The MAJOR visa change that means backpackers can stay in Australia longer without getting a job – and why it’s great news for fire-ravaged towns
- Backpackers will be able to count volunteering as work when applying to extend their working holiday visa
- Visa change is designed to encourage backpackers to help Australian farmers
- Construction work in disaster zones will also count as work
Backpackers are being invited to help Australian farmers and communities rebuild after devastating bushfires, with visa changes designed to encourage them to join the effort.
Under the changes, backpackers will be able to count volunteering as work when applying to extend their working holiday visas, and those in bushfire zones can stay with the same employer for a year instead of six months, The Australian reports.
Construction work in disaster zones will also count as work under the new rules designed to support farmers and regional businesses.
The changes are set to be announced by Acting Immigration Minister Alan Tudge in regional Victoria on Monday.
Mr Tudge said the working holidaymakers would be able to help farmers and businesses with demolition and land clearing on properties, as well as repairing dams, roads and railways.
“These hardworking Australians have been hit by the recent bushfires, but from today they can employ backpackers for six months longer, helping them at a critical time in the recovery effort,” he told the newspaper.
“This recovery will be driven locally, by local workers and communities. But this will be a massive recovery effort and we want businesses and charitable organisations to have as many boots on the ground as they need.”

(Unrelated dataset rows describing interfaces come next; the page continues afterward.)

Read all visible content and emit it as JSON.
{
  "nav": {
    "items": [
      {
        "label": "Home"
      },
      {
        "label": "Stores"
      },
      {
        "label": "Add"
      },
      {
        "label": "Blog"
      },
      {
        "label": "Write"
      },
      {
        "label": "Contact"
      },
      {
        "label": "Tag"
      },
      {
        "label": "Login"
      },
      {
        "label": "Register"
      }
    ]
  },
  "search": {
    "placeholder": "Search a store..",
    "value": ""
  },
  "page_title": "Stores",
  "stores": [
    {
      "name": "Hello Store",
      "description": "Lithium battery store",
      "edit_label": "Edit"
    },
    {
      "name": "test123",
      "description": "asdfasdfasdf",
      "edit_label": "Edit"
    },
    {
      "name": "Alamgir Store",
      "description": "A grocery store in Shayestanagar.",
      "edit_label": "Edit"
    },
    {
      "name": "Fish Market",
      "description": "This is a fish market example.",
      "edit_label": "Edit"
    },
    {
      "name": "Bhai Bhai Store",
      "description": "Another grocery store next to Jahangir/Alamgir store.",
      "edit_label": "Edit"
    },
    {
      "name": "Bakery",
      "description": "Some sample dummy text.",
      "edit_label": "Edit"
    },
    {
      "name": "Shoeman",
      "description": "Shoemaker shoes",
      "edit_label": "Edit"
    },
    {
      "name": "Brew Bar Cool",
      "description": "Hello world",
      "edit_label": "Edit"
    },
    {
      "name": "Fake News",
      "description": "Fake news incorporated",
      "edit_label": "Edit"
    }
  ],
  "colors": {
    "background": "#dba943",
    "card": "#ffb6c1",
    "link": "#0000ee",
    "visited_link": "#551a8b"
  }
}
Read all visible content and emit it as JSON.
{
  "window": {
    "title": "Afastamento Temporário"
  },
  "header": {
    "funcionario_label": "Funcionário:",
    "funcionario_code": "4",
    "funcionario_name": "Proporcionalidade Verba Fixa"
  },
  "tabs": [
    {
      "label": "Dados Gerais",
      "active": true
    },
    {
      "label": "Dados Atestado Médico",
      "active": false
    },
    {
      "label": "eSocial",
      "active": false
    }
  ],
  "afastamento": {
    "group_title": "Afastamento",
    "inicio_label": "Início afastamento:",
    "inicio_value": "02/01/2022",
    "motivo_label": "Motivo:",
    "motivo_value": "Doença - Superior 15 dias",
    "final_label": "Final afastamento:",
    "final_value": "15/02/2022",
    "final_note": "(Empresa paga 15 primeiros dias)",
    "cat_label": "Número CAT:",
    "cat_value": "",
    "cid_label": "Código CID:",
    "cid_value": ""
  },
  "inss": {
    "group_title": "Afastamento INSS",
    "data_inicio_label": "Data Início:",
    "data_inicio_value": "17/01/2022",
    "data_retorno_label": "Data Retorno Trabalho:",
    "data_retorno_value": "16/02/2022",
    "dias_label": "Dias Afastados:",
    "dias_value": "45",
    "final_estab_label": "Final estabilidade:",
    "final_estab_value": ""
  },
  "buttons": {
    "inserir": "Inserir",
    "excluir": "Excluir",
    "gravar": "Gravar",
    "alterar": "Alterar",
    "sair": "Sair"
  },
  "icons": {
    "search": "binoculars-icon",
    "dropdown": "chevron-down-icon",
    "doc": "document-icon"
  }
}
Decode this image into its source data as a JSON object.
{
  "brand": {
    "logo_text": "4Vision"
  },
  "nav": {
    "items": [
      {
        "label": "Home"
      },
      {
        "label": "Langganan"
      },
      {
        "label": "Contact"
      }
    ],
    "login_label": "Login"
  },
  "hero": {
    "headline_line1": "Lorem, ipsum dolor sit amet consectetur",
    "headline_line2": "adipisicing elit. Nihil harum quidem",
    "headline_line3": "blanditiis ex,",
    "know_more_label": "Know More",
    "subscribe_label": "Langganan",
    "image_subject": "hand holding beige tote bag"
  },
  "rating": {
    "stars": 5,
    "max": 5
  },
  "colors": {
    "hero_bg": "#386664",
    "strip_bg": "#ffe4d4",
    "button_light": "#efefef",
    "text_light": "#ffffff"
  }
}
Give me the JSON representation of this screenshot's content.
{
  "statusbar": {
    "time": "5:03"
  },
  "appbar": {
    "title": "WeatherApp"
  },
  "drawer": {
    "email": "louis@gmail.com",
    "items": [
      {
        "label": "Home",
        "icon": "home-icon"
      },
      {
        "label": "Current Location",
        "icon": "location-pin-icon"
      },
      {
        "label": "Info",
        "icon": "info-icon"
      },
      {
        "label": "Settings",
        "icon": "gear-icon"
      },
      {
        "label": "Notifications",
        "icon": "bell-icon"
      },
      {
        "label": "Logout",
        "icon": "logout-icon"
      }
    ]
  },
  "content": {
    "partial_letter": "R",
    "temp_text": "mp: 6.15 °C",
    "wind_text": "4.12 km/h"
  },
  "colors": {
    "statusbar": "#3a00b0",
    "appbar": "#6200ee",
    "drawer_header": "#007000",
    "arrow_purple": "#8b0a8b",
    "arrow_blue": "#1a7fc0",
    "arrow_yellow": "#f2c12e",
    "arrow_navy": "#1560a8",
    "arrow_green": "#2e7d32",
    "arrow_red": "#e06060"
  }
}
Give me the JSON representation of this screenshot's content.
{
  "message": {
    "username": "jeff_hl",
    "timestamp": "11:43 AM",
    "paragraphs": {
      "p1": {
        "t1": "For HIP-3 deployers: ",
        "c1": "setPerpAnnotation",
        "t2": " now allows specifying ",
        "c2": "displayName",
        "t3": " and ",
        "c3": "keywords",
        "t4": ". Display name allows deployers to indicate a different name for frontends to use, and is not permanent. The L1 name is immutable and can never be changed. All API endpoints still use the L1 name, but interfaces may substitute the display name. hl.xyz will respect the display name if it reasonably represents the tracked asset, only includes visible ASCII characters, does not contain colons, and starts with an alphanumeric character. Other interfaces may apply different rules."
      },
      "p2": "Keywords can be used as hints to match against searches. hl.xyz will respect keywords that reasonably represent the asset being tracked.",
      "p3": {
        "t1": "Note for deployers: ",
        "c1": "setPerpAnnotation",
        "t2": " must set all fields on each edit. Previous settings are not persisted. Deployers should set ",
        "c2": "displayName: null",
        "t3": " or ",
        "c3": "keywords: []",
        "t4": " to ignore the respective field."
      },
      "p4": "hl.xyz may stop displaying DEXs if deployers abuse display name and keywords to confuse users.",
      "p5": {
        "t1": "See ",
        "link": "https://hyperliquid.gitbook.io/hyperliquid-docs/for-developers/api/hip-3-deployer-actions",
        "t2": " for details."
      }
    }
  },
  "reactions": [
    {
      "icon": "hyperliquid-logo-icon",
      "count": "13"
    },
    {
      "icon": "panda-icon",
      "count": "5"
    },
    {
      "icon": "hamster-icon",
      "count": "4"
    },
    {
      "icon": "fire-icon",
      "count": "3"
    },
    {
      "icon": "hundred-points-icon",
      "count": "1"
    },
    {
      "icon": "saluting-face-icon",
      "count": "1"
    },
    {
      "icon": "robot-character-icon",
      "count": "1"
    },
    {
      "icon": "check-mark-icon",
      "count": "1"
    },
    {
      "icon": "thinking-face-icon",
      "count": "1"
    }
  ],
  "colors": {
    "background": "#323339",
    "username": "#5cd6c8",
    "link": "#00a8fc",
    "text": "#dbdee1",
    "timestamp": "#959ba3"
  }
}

The visa rule changes follow recommendations from the National Bushfire Recovery Agency.